Reproduce every line of the material, exactly as given.

─── RECORDS SUPPLIED ───

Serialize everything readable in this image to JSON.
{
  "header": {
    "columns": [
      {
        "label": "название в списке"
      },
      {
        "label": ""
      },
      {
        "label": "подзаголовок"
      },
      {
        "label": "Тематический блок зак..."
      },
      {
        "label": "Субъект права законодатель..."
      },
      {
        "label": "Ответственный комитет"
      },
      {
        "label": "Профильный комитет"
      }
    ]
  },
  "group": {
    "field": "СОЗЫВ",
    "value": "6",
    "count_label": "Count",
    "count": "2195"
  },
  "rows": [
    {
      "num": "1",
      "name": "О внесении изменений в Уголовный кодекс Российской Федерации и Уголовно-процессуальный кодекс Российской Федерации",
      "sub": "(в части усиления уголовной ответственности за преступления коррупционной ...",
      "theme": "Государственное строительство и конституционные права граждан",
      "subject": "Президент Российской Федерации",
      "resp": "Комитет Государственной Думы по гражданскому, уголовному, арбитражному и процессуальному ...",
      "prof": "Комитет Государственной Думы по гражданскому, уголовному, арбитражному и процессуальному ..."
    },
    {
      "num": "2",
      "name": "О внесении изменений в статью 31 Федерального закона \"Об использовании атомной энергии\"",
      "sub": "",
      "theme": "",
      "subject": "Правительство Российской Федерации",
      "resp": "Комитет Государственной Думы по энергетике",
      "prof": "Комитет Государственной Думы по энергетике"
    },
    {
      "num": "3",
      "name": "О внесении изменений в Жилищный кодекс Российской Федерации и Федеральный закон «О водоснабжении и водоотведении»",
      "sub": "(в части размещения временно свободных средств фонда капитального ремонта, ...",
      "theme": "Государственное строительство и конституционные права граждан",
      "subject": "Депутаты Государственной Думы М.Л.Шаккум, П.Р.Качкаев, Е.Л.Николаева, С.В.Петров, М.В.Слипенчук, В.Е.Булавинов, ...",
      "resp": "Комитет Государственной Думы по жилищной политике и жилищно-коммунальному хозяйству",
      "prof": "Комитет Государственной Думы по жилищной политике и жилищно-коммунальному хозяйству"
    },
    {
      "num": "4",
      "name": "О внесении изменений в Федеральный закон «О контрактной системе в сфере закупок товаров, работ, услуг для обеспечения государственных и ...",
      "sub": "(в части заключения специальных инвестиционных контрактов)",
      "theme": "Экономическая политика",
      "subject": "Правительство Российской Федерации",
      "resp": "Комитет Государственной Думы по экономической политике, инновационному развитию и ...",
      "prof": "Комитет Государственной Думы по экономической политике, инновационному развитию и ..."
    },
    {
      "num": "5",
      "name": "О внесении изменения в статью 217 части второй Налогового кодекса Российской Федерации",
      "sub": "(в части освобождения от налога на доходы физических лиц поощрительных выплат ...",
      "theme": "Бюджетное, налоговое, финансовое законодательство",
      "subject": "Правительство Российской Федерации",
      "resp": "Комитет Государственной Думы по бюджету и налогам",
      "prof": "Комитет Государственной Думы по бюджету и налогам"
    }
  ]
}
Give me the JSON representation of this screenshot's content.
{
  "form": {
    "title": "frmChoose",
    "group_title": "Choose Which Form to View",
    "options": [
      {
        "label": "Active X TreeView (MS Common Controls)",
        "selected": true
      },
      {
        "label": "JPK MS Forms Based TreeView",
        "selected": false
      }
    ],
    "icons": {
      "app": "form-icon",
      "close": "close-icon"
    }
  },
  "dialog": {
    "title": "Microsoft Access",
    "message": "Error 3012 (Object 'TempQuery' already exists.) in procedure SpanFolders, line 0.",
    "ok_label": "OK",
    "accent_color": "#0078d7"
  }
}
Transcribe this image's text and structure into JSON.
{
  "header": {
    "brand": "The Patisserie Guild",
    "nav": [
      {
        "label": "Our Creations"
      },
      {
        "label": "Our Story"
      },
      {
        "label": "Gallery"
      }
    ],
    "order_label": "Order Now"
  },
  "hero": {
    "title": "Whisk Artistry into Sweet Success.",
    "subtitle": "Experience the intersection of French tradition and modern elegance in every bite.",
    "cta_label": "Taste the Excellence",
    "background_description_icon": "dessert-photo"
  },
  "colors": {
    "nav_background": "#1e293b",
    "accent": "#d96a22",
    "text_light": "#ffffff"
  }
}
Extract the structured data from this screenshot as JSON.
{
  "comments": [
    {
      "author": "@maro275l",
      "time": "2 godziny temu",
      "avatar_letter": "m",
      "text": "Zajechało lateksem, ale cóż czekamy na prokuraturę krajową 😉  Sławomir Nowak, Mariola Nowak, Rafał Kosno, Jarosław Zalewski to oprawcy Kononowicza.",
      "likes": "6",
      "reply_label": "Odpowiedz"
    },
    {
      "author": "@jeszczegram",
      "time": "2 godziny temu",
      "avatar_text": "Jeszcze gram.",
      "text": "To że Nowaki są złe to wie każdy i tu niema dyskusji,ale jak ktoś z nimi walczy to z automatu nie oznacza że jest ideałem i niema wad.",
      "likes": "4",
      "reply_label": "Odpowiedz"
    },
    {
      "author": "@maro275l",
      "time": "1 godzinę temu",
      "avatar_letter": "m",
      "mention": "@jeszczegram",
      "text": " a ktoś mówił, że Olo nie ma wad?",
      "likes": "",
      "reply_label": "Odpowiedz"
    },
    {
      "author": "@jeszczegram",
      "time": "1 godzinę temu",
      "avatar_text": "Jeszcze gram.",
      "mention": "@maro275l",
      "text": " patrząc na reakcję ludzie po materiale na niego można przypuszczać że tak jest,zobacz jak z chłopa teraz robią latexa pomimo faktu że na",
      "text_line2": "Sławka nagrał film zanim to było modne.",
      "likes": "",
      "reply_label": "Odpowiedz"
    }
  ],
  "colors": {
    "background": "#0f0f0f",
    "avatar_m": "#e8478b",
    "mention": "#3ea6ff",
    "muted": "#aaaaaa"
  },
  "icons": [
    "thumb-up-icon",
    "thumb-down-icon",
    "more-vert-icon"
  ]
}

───

__EXERCISE OUTPUT__:
Serialize everything readable in this image to JSON.
{
  "header": {
    "columns": [
      {
        "label": "название в списке"
      },
      {
        "label": ""
      },
      {
        "label": "подзаголовок"
      },
      {
        "label": "Тематический блок зак..."
      },
      {
        "label": "Субъект права законодатель..."
      },
      {
        "label": "Ответственный комитет"
      },
      {
        "label": "Профильный комитет"
      }
    ]
  },
  "group": {
    "field": "СОЗЫВ",
    "value": "6",
    "count_label": "Count",
    "count": "2195"
  },
  "rows": [
    {
      "num": "1",
      "name": "О внесении изменений в Уголовный кодекс Российской Федерации и Уголовно-процессуальный кодекс Российской Федерации",
      "sub": "(в части усиления уголовной ответственности за преступления коррупционной ...",
      "theme": "Государственное строительство и конституционные права граждан",
      "subject": "Президент Российской Федерации",
      "resp": "Комитет Государственной Думы по гражданскому, уголовному, арбитражному и процессуальному ...",
      "prof": "Комитет Государственной Думы по гражданскому, уголовному, арбитражному и процессуальному ..."
    },
    {
      "num": "2",
      "name": "О внесении изменений в статью 31 Федерального закона \"Об использовании атомной энергии\"",
      "sub": "",
      "theme": "",
      "subject": "Правительство Российской Федерации",
      "resp": "Комитет Государственной Думы по энергетике",
      "prof": "Комитет Государственной Думы по энергетике"
    },
    {
      "num": "3",
      "name": "О внесении изменений в Жилищный кодекс Российской Федерации и Федеральный закон «О водоснабжении и водоотведении»",
      "sub": "(в части размещения временно свободных средств фонда капитального ремонта, ...",
      "theme": "Государственное строительство и конституционные права граждан",
      "subject": "Депутаты Государственной Думы М.Л.Шаккум, П.Р.Качкаев, Е.Л.Николаева, С.В.Петров, М.В.Слипенчук, В.Е.Булавинов, ...",
      "resp": "Комитет Государственной Думы по жилищной политике и жилищно-коммунальному хозяйству",
      "prof": "Комитет Государственной Думы по жилищной политике и жилищно-коммунальному хозяйству"
    },
    {
      "num": "4",
      "name": "О внесении изменений в Федеральный закон «О контрактной системе в сфере закупок товаров, работ, услуг для обеспечения государственных и ...",
      "sub": "(в части заключения специальных инвестиционных контрактов)",
      "theme": "Экономическая политика",
      "subject": "Правительство Российской Федерации",
      "resp": "Комитет Государственной Думы по экономической политике, инновационному развитию и ...",
      "prof": "Комитет Государственной Думы по экономической политике, инновационному развитию и ..."
    },
    {
      "num": "5",
      "name": "О внесении изменения в статью 217 части второй Налогового кодекса Российской Федерации",
      "sub": "(в части освобождения от налога на доходы физических лиц поощрительных выплат ...",
      "theme": "Бюджетное, налоговое, финансовое законодательство",
      "subject": "Правительство Российской Федерации",
      "resp": "Комитет Государственной Думы по бюджету и налогам",
      "prof": "Комитет Государственной Думы по бюджету и налогам"
    }
  ]
}
Give me the JSON representation of this screenshot's content.
{
  "form": {
    "title": "frmChoose",
    "group_title": "Choose Which Form to View",
    "options": [
      {
        "label": "Active X TreeView (MS Common Controls)",
        "selected": true
      },
      {
        "label": "JPK MS Forms Based TreeView",
        "selected": false
      }
    ],
    "icons": {
      "app": "form-icon",
      "close": "close-icon"
    }
  },
  "dialog": {
    "title": "Microsoft Access",
    "message": "Error 3012 (Object 'TempQuery' already exists.) in procedure SpanFolders, line 0.",
    "ok_label": "OK",
    "accent_color": "#0078d7"
  }
}
Transcribe this image's text and structure into JSON.
{
  "header": {
    "brand": "The Patisserie Guild",
    "nav": [
      {
        "label": "Our Creations"
      },
      {
        "label": "Our Story"
      },
      {
        "label": "Gallery"
      }
    ],
    "order_label": "Order Now"
  },
  "hero": {
    "title": "Whisk Artistry into Sweet Success.",
    "subtitle": "Experience the intersection of French tradition and modern elegance in every bite.",
    "cta_label": "Taste the Excellence",
    "background_description_icon": "dessert-photo"
  },
  "colors": {
    "nav_background": "#1e293b",
    "accent": "#d96a22",
    "text_light": "#ffffff"
  }
}
Extract the structured data from this screenshot as JSON.
{
  "comments": [
    {
      "author": "@maro275l",
      "time": "2 godziny temu",
      "avatar_letter": "m",
      "text": "Zajechało lateksem, ale cóż czekamy na prokuraturę krajową 😉  Sławomir Nowak, Mariola Nowak, Rafał Kosno, Jarosław Zalewski to oprawcy Kononowicza.",
      "likes": "6",
      "reply_label": "Odpowiedz"
    },
    {
      "author": "@jeszczegram",
      "time": "2 godziny temu",
      "avatar_text": "Jeszcze gram.",
      "text": "To że Nowaki są złe to wie każdy i tu niema dyskusji,ale jak ktoś z nimi walczy to z automatu nie oznacza że jest ideałem i niema wad.",
      "likes": "4",
      "reply_label": "Odpowiedz"
    },
    {
      "author": "@maro275l",
      "time": "1 godzinę temu",
      "avatar_letter": "m",
      "mention": "@jeszczegram",
      "text": " a ktoś mówił, że Olo nie ma wad?",
      "likes": "",
      "reply_label": "Odpowiedz"
    },
    {
      "author": "@jeszczegram",
      "time": "1 godzinę temu",
      "avatar_text": "Jeszcze gram.",
      "mention": "@maro275l",
      "text": " patrząc na reakcję ludzie po materiale na niego można przypuszczać że tak jest,zobacz jak z chłopa teraz robią latexa pomimo faktu że na",
      "text_line2": "Sławka nagrał film zanim to było modne.",
      "likes": "",
      "reply_label": "Odpowiedz"
    }
  ],
  "colors": {
    "background": "#0f0f0f",
    "avatar_m": "#e8478b",
    "mention": "#3ea6ff",
    "muted": "#aaaaaa"
  },
  "icons": [
    "thumb-up-icon",
    "thumb-down-icon",
    "more-vert-icon"
  ]
}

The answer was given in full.